Subpar economic growth, coupled with the recent spike in gasoline prices, could cause US oil demand to surprise to the downside in 2012. This outlook represents a bit of a departure from the second half of 2011, when I consistently argued that the US economy was in better shape than many investors believed.

Although the US is unlikely to slip into recession in 2012, the recent rally in the stock market suggests that investors have grown to bullish about the economy’s growth prospects. My forecast calls for the US economy to expand at an annual rate of 2 percent to 3 percent for a prolonged period. Sluggish growth will weigh on US oil demand.

Meanwhile, the economic situation continues to deteriorate in Europe; we expect the EU to suffer a mild recession in 2012, as fiscally challenged governments rein in spending. According to the International Energy Agency (IEA), Western Europe’s oil demand in December 2011 tumbled 4.7 percent from year-ago levels, led by a 7.6 percent decline in Italy’s oil consumption and 7.4 percent drop in Spain’s oil demand. This weakness should persist into 2012.

Japan remains the one center of demand growth in the developed world, primarily because the country idled most of its nuclear reactors after the March 2011 disaster at the Fukushima Daiichi power plant. To offset this lost capacity, Japan has leaned heavily on petroleum- and natural gas-fired power plants.

Although the developed world accounts for much of global oil consumption, China, India and other emerging economies will continue to drive aggregate oil demand. In 2011, for example, oil demand surged by 1.27 million barrels per day in the developing world, more than offsetting 530,000 barrels per day of lost consumption in developed nations.

Global oil consumption will grow in 2012, albeit at a relatively modest pace. Emerging markets will lead the way, but China and other major oil consumers deliberately slowed their economies over the past year to quell inflationary pressures.

Moreover, the outlook for global economic growth weakens with each week that Brent crude oil goes for $130 per barrel; higher oil prices inevitably lead to some demand destruction. As I explain in the Feb. 24, 2012, issue of Personal Finance Weekly, Rising Oil Prices Threaten the Economy–But Don’t Panic, Brent crude oil has approach prices that historically have caused economic growth to soften meaningfully.

Bottom line: Modest growth in oil demand limits the likelihood that Brent crude oil will eclipse $130 per barrel.

The Supply Side

Although weak demand growth should constrain oil prices, limited supply increases should prevent crude oil from becoming much less expensive.

The IEA’s current forecast calls for global oil consumption to climb by 830,000 barrels per day in 2012 and for non-OPEC oil production to increase by 900,000 barrels per day. In January 2012, non-OPEC oil output declined on a year-over-year basis.

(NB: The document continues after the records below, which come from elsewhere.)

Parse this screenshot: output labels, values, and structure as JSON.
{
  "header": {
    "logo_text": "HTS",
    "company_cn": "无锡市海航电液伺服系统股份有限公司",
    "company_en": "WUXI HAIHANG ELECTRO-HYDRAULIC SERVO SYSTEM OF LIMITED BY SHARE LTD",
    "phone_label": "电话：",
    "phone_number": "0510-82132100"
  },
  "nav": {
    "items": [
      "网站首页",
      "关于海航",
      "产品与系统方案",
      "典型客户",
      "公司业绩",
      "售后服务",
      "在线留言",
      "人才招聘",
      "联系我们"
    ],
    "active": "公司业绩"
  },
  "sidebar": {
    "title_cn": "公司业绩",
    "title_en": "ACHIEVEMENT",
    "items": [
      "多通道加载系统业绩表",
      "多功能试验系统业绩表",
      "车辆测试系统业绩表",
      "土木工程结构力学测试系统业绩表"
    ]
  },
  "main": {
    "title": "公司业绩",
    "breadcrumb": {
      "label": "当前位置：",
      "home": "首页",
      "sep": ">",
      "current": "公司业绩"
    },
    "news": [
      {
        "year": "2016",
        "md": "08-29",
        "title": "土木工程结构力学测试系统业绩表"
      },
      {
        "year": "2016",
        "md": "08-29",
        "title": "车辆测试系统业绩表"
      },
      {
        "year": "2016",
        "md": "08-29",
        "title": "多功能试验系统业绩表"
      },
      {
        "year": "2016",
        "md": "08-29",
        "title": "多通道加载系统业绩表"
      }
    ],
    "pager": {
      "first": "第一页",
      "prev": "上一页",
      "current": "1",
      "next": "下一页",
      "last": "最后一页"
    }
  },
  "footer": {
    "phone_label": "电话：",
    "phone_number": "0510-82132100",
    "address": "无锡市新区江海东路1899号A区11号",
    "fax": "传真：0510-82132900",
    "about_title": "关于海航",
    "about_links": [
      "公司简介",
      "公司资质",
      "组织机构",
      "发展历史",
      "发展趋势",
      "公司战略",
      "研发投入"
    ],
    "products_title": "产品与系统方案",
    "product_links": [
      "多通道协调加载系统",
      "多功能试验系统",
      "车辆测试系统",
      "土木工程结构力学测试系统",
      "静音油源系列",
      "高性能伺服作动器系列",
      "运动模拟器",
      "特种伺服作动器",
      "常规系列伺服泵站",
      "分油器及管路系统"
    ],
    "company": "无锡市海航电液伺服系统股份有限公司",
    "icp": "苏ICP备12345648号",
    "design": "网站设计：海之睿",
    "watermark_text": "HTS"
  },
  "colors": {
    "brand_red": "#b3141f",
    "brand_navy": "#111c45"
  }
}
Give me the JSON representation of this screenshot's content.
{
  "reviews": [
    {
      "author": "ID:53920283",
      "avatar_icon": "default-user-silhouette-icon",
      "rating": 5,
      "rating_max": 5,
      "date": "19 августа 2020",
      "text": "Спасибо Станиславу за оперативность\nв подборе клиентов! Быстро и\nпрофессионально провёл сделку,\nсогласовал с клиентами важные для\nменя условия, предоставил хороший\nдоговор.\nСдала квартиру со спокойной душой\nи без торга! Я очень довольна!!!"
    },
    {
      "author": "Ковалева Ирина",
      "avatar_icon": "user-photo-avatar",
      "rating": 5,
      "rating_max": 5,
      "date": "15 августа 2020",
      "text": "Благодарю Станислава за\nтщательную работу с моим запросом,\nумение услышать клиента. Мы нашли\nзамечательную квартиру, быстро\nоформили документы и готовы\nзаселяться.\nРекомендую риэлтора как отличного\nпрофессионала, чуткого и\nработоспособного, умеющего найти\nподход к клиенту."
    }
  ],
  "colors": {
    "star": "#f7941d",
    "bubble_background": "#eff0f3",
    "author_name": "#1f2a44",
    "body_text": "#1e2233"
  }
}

Robust production growth in North America, especially in unconventional oil fields such as North Dakota’s Bakken Shale and Texas’ Eagle Ford Shale, accounted for a good portion of the IEA’s projected growth in non-OPEC oil supply. These output estimates include volumes of natural gas liquids (NGL) such as propane, ethane and butane, which can’t replace oil in all applications. (NGLs are a common substitute for oil derivatives such as naphtha in the petrochemical industry.)

At the same time, geopolitical tensions in the Middle East could inhibit supply growth. Although EU sanctions against Iran won’t go into effect until summer 2012, some customers have already started to source their oil supplies from elsewhere, disrupting the flow of crude oil from the nation.

If a military conflict were to break out in Iran and threaten oil shipments from the Persian Gulf, crude oil could soar to $200 per barrel overnight. These fears should continue to support oil prices.

Meanwhile, OPEC’s spare productive capacity–incremental oil supply that could be brought online to offset supply disruptions–hovers around 3 million barrels per day, a thin buffer in a global oil market that consumes 90 million barrels per day.

These supply factors should prevent Brent crude oil from slipping to less than $100 per barrel and WTI from tumbling to less than $90 per barrel.